-> leading to many Jew fleeing from Germany and a large number returning to Zion (i.e. the now Israel/Palestine area)
-> leading to the ‘creation’ of the state of Israel and the warring/fighting between Israelis and Palestinians (& purposeful ethnic cleansing of the Palestinians)
-> leading to the continual Israeli-Palestinian conflict which continues to this day, including bombs, attacks, killing of innocents.
Sure, there’s more to the connection than meets the eye. Such as values & ideals at the time, brewing angst and dissatisfaction, and directly opposing beliefs, religions and opposing opinions. Although World War I is normally attributed to the assassination of the Duke, this was predicated with centuries of warring and conquering.
But a tension seeking resolution, each action propelling the next one over the century – a chain reaction of destruction, if you like – remains. Much like your personal self-sabotage pattern (see here) but a lot harder to map effectively.
You never change things by fighting the existing reality.
A creator doesn’t look to eradicate, they build new structures that make the old obsolete. They can even find exclusions and loopholes where they need it – but die to the need to prove their worth, do what’s morally right or anything that holds no basis of heart.
The sad thing is that most people can’t see beyond themselves to see how they are destroying their dreams and visions. They get caught up in dramas, conflicts, fixing themselves, fixing outside conditions. And they want to spend more time proving their worth or powerlessness and protecting their righteousness, than what truly matters in their heart.
People who shape and mould their life, like a work of beautiful art, have developed the following characteristics:
--- An ability (possibly you could call it a super-ability) to know the difference between what they would love and what others are imposing on them, and able to remain true to themselves regardless

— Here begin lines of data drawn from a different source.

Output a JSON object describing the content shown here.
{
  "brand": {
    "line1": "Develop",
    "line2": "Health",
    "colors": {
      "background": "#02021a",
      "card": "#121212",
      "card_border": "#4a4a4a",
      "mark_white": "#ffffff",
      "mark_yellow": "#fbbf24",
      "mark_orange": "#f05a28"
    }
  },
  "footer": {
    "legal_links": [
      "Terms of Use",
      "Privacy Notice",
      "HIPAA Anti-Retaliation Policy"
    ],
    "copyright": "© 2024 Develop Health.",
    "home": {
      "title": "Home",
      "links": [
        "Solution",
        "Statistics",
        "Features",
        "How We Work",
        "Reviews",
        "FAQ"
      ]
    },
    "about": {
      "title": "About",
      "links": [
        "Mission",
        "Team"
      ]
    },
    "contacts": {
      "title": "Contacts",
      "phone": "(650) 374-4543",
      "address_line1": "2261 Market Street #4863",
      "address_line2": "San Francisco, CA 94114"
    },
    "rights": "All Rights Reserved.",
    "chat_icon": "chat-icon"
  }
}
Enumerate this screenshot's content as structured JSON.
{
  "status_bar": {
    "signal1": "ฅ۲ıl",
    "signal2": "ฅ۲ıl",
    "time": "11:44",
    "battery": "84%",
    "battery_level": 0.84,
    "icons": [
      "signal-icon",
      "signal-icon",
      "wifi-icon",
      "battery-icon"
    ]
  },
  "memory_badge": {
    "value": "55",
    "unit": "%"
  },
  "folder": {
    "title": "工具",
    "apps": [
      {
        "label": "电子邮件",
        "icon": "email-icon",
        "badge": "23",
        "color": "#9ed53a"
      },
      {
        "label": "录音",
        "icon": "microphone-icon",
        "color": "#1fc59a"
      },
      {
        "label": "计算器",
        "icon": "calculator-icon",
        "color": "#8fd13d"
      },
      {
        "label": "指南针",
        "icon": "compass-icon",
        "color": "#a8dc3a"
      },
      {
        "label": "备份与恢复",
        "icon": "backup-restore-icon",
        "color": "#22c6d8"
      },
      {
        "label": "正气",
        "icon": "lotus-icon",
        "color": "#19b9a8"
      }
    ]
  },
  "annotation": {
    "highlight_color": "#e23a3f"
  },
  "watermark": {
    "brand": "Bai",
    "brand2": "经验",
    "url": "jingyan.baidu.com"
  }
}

--- Acceptance and allowance to being in a state of vulnerability (a lot of creative energy is spent on avoiding this state). This involves weaving tension, within and without – being able to hold it and use it in aid of what you are manifesting into existence.
--- An expansion of the mind, opening up beyond the ego mind, when required, to a higher mindset that is both creative and intuitive. Basically the ability to think outside the square of the old and out-dated, bringing in the new.
--- Facilitating true and direct action (indolence and inaction for a long-time is just a slow form of destruction and death for your creations). Not to be confused with reaction (reactive-action). Action is the channel of creative energy.
The act of creating is inspiring.
Bringing your deepest truths and dreams into reality will inspire others to do the same. True creating is inclusive, it benefits others and naturally becomes for the ‘greater good’ without the righteousness.
But more importantly, it provides a sense of satisfaction and fulfilment within ourselves. The more we create and pour energy into our visions, shaping/moulding our life to one that we love, the more we establish and embody our pure creative spirit.
War, it ain't nothing but a heartbreaker